▶ _Task directions_:
Copy all lines in the data that contain the string "Temperature".

▶ _Supplied material_:
※

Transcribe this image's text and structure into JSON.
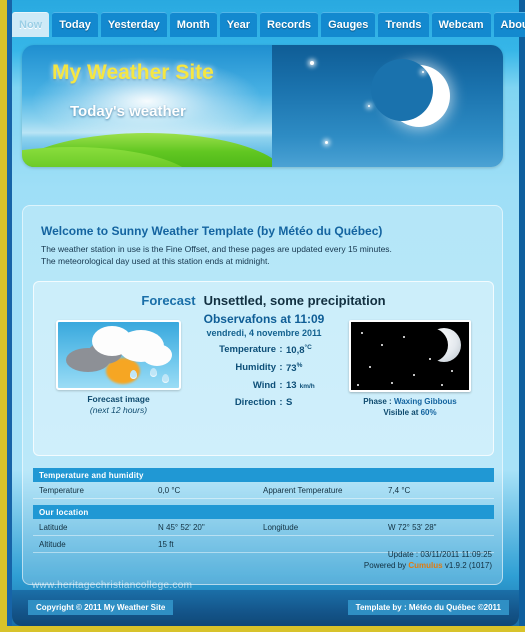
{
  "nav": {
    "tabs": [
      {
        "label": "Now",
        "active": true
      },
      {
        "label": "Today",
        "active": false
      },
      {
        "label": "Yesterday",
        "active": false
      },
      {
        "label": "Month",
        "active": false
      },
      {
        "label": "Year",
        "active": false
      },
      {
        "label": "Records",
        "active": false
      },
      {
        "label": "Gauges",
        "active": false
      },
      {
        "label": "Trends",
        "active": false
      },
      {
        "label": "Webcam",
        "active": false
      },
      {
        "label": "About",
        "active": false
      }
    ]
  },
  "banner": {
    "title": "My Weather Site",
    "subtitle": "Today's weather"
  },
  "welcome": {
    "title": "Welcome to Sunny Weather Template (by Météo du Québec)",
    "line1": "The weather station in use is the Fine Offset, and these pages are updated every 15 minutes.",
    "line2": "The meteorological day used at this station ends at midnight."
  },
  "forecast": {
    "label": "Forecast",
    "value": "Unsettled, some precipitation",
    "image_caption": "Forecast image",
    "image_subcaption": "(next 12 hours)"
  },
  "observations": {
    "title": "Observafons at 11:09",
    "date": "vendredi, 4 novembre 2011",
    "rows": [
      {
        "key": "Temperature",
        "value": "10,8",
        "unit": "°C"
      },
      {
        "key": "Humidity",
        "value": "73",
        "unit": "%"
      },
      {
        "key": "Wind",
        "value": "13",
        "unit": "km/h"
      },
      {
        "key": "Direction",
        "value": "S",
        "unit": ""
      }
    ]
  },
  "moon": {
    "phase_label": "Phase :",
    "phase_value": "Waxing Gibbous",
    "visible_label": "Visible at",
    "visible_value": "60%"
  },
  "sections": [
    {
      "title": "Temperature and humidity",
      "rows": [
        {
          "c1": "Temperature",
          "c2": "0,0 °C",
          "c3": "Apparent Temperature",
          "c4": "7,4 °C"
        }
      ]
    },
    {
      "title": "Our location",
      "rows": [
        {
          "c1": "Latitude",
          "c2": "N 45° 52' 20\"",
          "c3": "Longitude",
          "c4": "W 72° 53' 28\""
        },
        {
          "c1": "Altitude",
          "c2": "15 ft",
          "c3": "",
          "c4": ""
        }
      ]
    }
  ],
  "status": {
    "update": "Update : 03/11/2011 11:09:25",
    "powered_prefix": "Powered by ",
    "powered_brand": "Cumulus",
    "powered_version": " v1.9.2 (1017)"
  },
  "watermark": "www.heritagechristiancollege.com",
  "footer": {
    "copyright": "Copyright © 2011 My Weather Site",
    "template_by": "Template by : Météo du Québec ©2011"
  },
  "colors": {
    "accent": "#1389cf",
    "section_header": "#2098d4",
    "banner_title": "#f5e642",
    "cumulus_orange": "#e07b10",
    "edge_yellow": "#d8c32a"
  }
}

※

▶ _Output for this task_:
        "key": "Temperature",
      "title": "Temperature and humidity",
          "c1": "Temperature",
          "c3": "Apparent Temperature",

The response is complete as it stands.